The following is my contribution to Newly Digital, a distributed writing project about early computing experiences started by Adam Kalsey. Read the other entries, and then write your own: Brad Choate, Steven Garrity, Anders Jacobsen, Dan James, Adam Kalsey, Cameron Marlow, Jeff Nichols, Chris Pirillo, Andre Torrez, and Bill Zeller.
Message # 27476.
Date: 05/31/03. Time: 13:20:11. Read 327 Times.
From : Wax Pancake
To : All
Subj : Newly Digital
Hack’s Retreat may have been the last great Bulletin Board System, a throwback to the days of bearded, smelly hackers and floppy disks the size of pizza boxes. Its software was built from scratch, a beautiful and bizarre kludge by an idiot-savant who went by HACK MAN.
Because of this, and the peculiar user base, the Retreat was unlike any other board in the 805 area code — adored by its users, and tolerated by everyone else. Most BBSes used colored ANSI graphics; the Retreat had “Obfuscatronix,” a weird set of high-ASCII control codes that allowed users to animate their posts and add limited if-else conditional programming. Many other BBSes had “doors” with popular text-based games like Tradewars; the Retreat let you Tip the Bell Captain (“THANK YOU ‘VERY MUCH!’ SAYS THE BELL CAPTAIN.”).
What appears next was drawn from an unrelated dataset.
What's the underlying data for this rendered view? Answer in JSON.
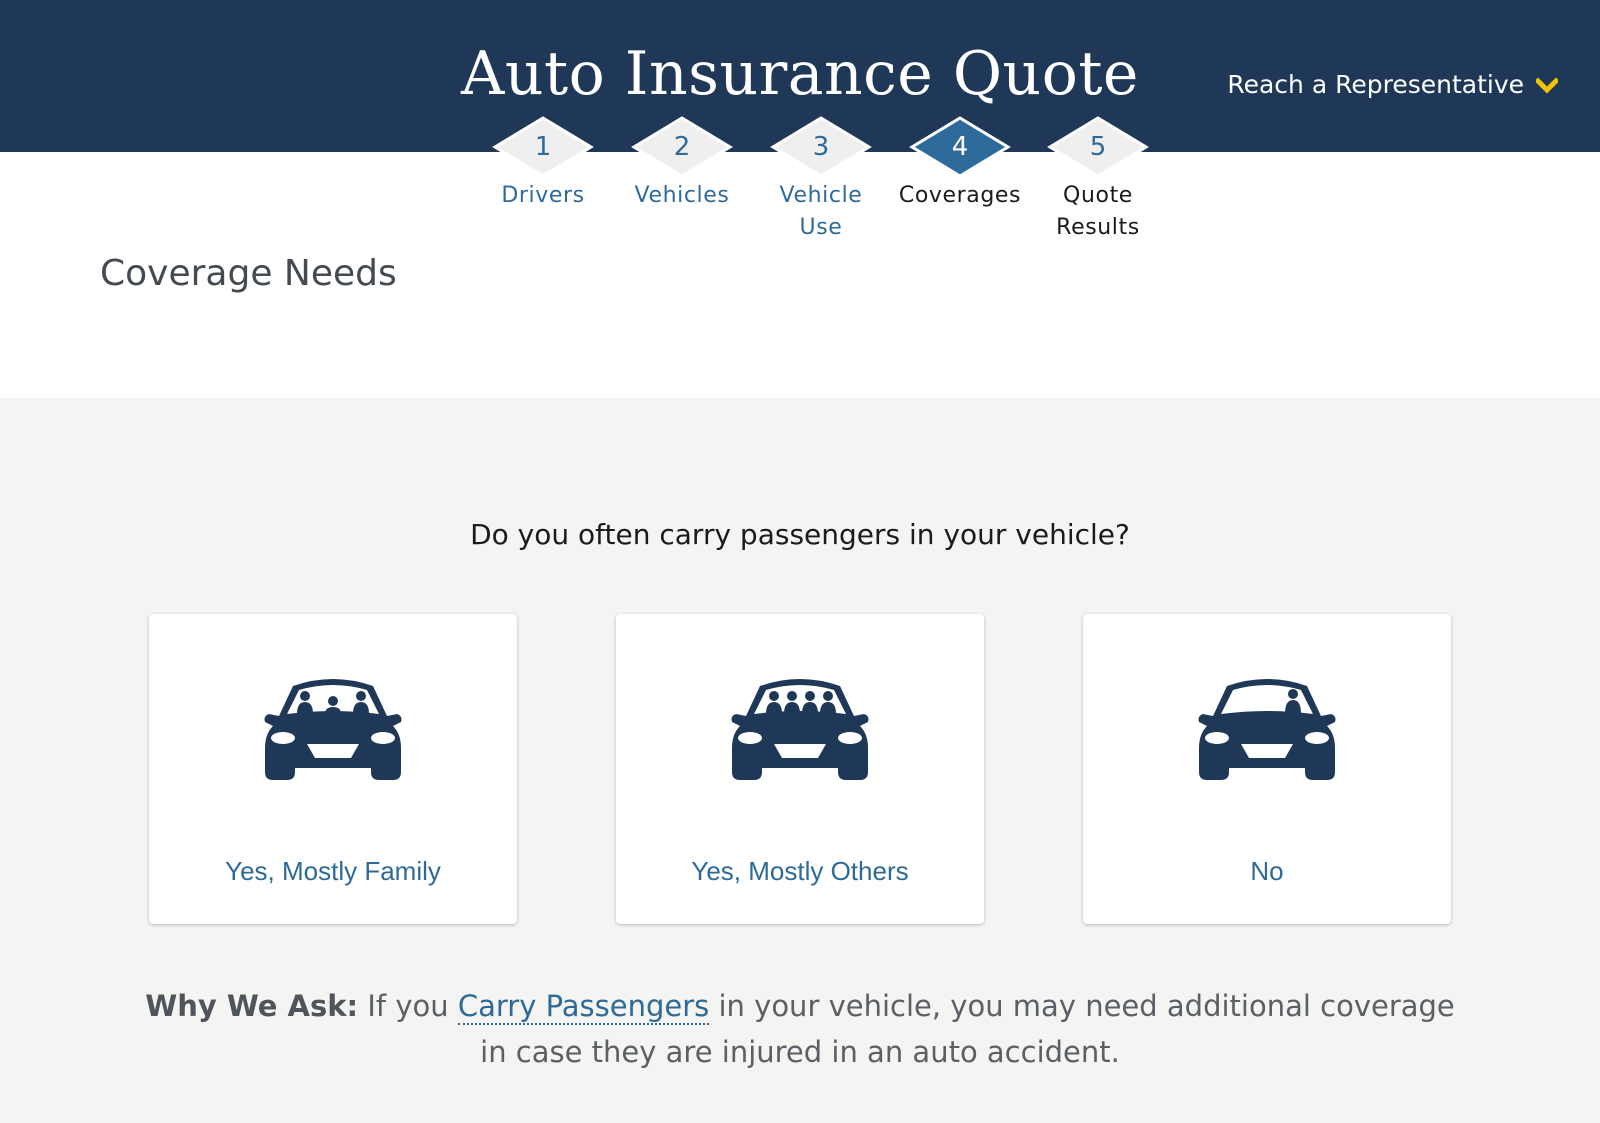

The Retreat reveled in its quirks. Some discussion forums, like The 3am Club, only showed up at particular times of the day. Another forum, The Weird Enterprises Unlt. Boardroom, was only accessible by opening a door marked “Do Something Weird,” which might also read you a random quote or disconnect you entirely. Others, like UnGnown and the Temple of Dillusion, were rumored to exist, but most users would never figure out how to read them. Moderators were encouraged to “BOg” off-topic messages to The BOg of Eternal Stench and to promote unusually great messages to The Hall of Fame. And anyone could add comments to any message (“HAHAHA=105 RASPBERRYS=1 BLOWS!=5 OBFUSCATED=1 HUH?=1 DOINK=1 WHO CARES=1 BRAVO!=3”).
When I first called the Retreat, I was confused. (A common reaction, I would learn.) I had to look up “obfuscation” in the dictionary, in order to understand the board’s mantra. (“To make so confused or opaque as to be difficult to perceive or understand.”) Other frequently-used words, like “doink” and “gnow” and “dillusion,” weren’t in there, but I’d figure it out in time.
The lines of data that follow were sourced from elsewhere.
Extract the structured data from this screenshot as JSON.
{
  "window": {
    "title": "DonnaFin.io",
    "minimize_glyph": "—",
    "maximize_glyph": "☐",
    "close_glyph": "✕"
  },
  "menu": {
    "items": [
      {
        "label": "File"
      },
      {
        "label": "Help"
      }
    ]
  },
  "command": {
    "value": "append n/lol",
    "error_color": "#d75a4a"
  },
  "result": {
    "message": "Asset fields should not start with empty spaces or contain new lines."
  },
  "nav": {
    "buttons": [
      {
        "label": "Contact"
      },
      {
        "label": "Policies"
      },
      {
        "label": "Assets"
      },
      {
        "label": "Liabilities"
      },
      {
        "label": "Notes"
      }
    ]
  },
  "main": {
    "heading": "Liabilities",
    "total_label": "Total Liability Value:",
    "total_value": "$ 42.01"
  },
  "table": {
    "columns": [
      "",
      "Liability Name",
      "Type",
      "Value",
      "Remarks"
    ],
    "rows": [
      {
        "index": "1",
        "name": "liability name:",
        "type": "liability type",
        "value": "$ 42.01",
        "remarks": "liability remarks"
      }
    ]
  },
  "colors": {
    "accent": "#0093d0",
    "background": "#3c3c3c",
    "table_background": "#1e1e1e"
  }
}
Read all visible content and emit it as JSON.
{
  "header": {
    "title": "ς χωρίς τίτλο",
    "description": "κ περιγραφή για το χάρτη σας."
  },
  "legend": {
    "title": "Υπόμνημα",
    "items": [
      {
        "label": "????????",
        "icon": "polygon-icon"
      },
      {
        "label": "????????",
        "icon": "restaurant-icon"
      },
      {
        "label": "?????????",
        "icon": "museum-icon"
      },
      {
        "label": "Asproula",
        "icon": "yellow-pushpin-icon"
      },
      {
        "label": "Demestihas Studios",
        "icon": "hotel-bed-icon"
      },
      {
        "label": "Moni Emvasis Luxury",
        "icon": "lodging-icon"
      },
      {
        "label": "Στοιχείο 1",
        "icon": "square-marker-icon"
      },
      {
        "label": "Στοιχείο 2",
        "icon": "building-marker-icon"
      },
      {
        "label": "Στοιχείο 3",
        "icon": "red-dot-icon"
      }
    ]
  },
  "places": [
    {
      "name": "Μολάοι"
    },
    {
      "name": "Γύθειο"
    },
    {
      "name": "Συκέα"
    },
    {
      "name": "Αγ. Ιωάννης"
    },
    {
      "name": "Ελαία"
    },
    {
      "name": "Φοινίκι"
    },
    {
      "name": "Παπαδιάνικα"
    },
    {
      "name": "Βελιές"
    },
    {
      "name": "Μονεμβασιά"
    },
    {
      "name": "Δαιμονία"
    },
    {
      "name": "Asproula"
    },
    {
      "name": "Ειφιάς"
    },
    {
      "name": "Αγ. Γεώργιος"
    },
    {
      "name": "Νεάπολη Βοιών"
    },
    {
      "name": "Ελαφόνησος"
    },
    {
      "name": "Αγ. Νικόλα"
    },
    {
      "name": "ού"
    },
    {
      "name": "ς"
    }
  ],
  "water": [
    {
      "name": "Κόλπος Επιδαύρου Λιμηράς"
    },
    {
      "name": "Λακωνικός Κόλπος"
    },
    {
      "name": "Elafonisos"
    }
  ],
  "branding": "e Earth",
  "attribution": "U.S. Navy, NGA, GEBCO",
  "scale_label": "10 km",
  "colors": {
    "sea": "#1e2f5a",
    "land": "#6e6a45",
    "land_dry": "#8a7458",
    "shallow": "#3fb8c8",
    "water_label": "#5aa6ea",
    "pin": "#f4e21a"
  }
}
I lurked for two years, quietly reading every post, hundreds of thousands of messages dating back to 1988. It was like reading an improvised, rambling screenplay with a cast of hundreds of brilliant weirdos. When I started posting, I felt like I was joining the ensemble and belonged to something bigger and more important than myself. The experiences I had online eventually evolved into offline friendships, which only gave the online experience more depth and meaning.
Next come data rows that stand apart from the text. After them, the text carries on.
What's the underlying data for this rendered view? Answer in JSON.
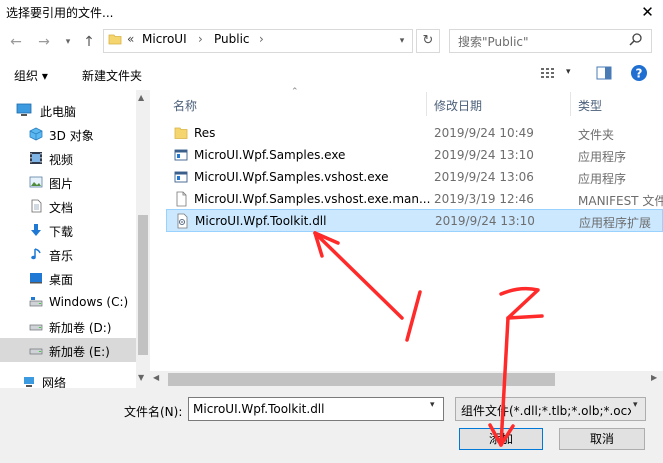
{
  "window": {
    "title": "选择要引用的文件...",
    "close": "✕"
  },
  "nav": {
    "breadcrumb": [
      "«",
      "MicroUI",
      "›",
      "Public",
      "›"
    ],
    "search_placeholder": "搜索\"Public\""
  },
  "toolbar": {
    "organize": "组织 ▾",
    "new_folder": "新建文件夹"
  },
  "sidebar": {
    "items": [
      {
        "label": "此电脑",
        "icon": "computer-icon"
      },
      {
        "label": "3D 对象",
        "icon": "cube-icon"
      },
      {
        "label": "视频",
        "icon": "video-icon"
      },
      {
        "label": "图片",
        "icon": "picture-icon"
      },
      {
        "label": "文档",
        "icon": "document-icon"
      },
      {
        "label": "下载",
        "icon": "download-icon"
      },
      {
        "label": "音乐",
        "icon": "music-icon"
      },
      {
        "label": "桌面",
        "icon": "desktop-icon"
      },
      {
        "label": "Windows (C:)",
        "icon": "drive-icon"
      },
      {
        "label": "新加卷 (D:)",
        "icon": "drive-icon"
      },
      {
        "label": "新加卷 (E:)",
        "icon": "drive-icon"
      },
      {
        "label": "网络",
        "icon": "network-icon"
      }
    ],
    "selected_index": 10
  },
  "file_list": {
    "columns": [
      "名称",
      "修改日期",
      "类型"
    ],
    "rows": [
      {
        "name": "Res",
        "date": "2019/9/24 10:49",
        "type": "文件夹",
        "icon": "folder-icon"
      },
      {
        "name": "MicroUI.Wpf.Samples.exe",
        "date": "2019/9/24 13:10",
        "type": "应用程序",
        "icon": "exe-icon"
      },
      {
        "name": "MicroUI.Wpf.Samples.vshost.exe",
        "date": "2019/9/24 13:06",
        "type": "应用程序",
        "icon": "exe-icon"
      },
      {
        "name": "MicroUI.Wpf.Samples.vshost.exe.man...",
        "date": "2019/3/19 12:46",
        "type": "MANIFEST 文件",
        "icon": "file-icon"
      },
      {
        "name": "MicroUI.Wpf.Toolkit.dll",
        "date": "2019/9/24 13:10",
        "type": "应用程序扩展",
        "icon": "dll-icon"
      }
    ],
    "selected_index": 4
  },
  "bottom": {
    "filename_label": "文件名(N):",
    "filename_value": "MicroUI.Wpf.Toolkit.dll",
    "filter_value": "组件文件(*.dll;*.tlb;*.olb;*.ocx;",
    "add_label": "添加",
    "cancel_label": "取消"
  },
  "annotations": [
    "1",
    "2"
  ],
  "colors": {
    "selection": "#cce8ff",
    "accent": "#0078d7",
    "annotation": "#ff2a2a"
  }
}
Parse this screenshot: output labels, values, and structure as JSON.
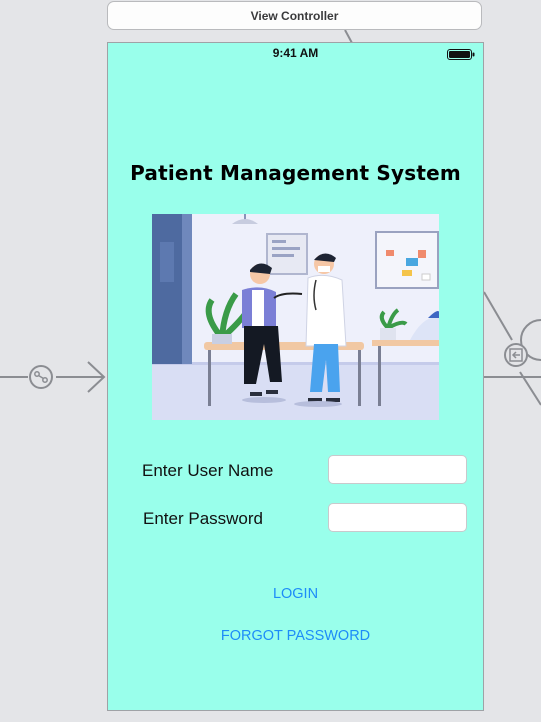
{
  "storyboard": {
    "controller_title": "View Controller"
  },
  "status_bar": {
    "time": "9:41 AM"
  },
  "screen": {
    "title": "Patient Management System",
    "illustration_icon": "doctor-patient-illustration",
    "username_label": "Enter User Name",
    "username_value": "",
    "password_label": "Enter Password",
    "password_value": "",
    "login_label": "LOGIN",
    "forgot_label": "FORGOT PASSWORD"
  },
  "colors": {
    "background": "#99ffeb",
    "link": "#1d8cf8"
  }
}
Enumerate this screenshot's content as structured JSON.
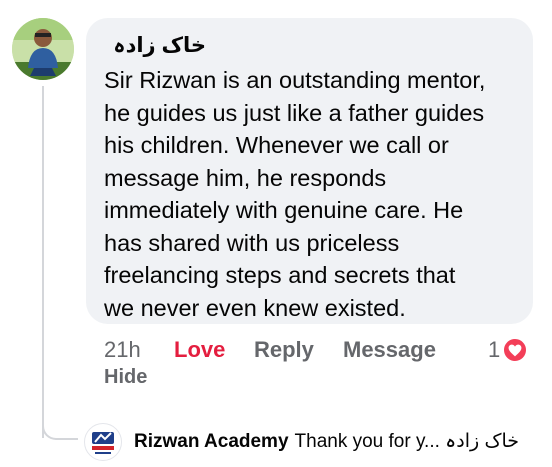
{
  "comment": {
    "author": "خاک زادہ",
    "lines": [
      "Sir Rizwan is an outstanding mentor,",
      "he guides us just like a father guides",
      "his children. Whenever we call or",
      "message him, he responds",
      "immediately with genuine care. He",
      "has shared with us priceless",
      "freelancing steps and secrets that",
      "we never even knew existed."
    ],
    "avatar_icon": "profile-photo"
  },
  "actions": {
    "time": "21h",
    "love": "Love",
    "reply": "Reply",
    "message": "Message",
    "hide": "Hide",
    "reaction_count": "1",
    "reaction_icon": "heart-icon",
    "love_color": "#e41e3f"
  },
  "reply_preview": {
    "name": "Rizwan Academy",
    "text": "Thank you for y... خاک زادہ",
    "avatar_icon": "rizwan-academy-logo"
  }
}
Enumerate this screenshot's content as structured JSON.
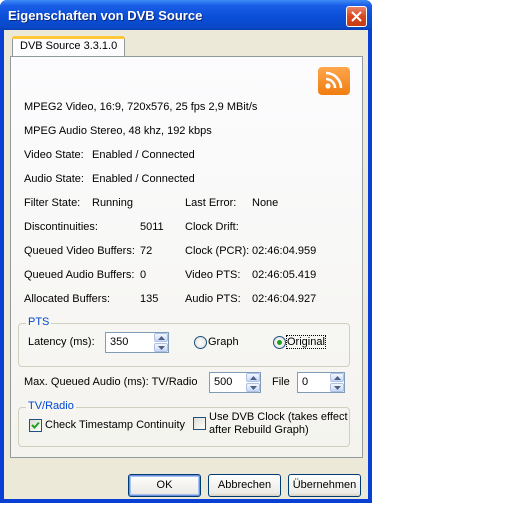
{
  "window": {
    "title": "Eigenschaften von DVB Source"
  },
  "tab": {
    "label": "DVB Source 3.3.1.0"
  },
  "info": {
    "video_format": "MPEG2 Video, 16:9, 720x576, 25 fps  2,9 MBit/s",
    "audio_format": "MPEG Audio Stereo, 48 khz, 192 kbps",
    "video_state_label": "Video State:",
    "video_state_value": "Enabled / Connected",
    "audio_state_label": "Audio State:",
    "audio_state_value": "Enabled / Connected"
  },
  "stats": {
    "filter_state_label": "Filter State:",
    "filter_state_value": "Running",
    "last_error_label": "Last Error:",
    "last_error_value": "None",
    "discontinuities_label": "Discontinuities:",
    "discontinuities_value": "5011",
    "clock_drift_label": "Clock Drift:",
    "queued_video_label": "Queued Video Buffers:",
    "queued_video_value": "72",
    "clock_pcr_label": "Clock (PCR):",
    "clock_pcr_value": "02:46:04.959",
    "queued_audio_label": "Queued Audio Buffers:",
    "queued_audio_value": "0",
    "video_pts_label": "Video PTS:",
    "video_pts_value": "02:46:05.419",
    "allocated_label": "Allocated Buffers:",
    "allocated_value": "135",
    "audio_pts_label": "Audio PTS:",
    "audio_pts_value": "02:46:04.927"
  },
  "pts": {
    "group_title": "PTS",
    "latency_label": "Latency (ms):",
    "latency_value": "350",
    "radio_graph": "Graph",
    "radio_original": "Original",
    "selected": "Original"
  },
  "queue": {
    "label": "Max. Queued Audio (ms): TV/Radio",
    "tv_radio_value": "500",
    "file_label": "File",
    "file_value": "0"
  },
  "tvradio": {
    "group_title": "TV/Radio",
    "check_timestamp_label": "Check Timestamp Continuity",
    "check_timestamp_checked": true,
    "dvb_clock_label_line1": "Use DVB Clock (takes effect",
    "dvb_clock_label_line2": "after Rebuild Graph)",
    "dvb_clock_checked": false
  },
  "buttons": {
    "ok": "OK",
    "cancel": "Abbrechen",
    "apply": "Übernehmen"
  },
  "colors": {
    "titlebar": "#0b4fd9",
    "dialog_bg": "#ece9d8",
    "group_title": "#0046d5",
    "rss_icon": "#f07d10"
  }
}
Hack’s Retreat would be the last BBS I ever called. In late 1994, I found the Internet and everything changed.
I’d read “Zen and the Art of the Internet” and the other textfiles that had trickled their way down to the other local boards, but it never seemed all that special until the head librarian at my junior college showed me NCSA Mosaic running on a library SLIP account. The Web was something new.
BBSes were a product of their own limitations, constrained by location and resources. Users are almost always local because of long-distance telephone fees, and the number of simultanously-connected users is limited to the number of phone lines connected to the BBS, usually only one or two. The Internet had infinite resources and was completely global; there were no constraints.
Every spare moment of 1995 was spent online, absorbing the culture of the developing Web. I had to drop my summer classes, because I spent every class in the librarian’s office. I was Suck.com’s first fan letter and won a copy of OS/2 Warp in c|net’s launch contest. I “borrowed” the librarian’s username and password so I could connect from home. Telix, my DOS-based BBS dialer, must have started feeling lonely. I still routinely read the messages on the Retreat, but less frequently and with less passion. BBSes, even The Retreat, felt like nostalgia.
I transferred to UC Berkeley in December 1995. When I came back home for the summer of 1996, the BBS scene was dead. Almost every entry in my Telix phone book was a disconnected number, and the Retreat was gone. HACK MAN had unplugged the Retreat and moved away, taking a decade of memories and creative output with him.
In memory of Hack’s Retreat (1988-1996)
— Wax Pancake.
Comments : WAY!=1 HAHAHA=1 RASPBERRYS=1 DOINK=1749 BRAVO!=1 PROMOTE ME=103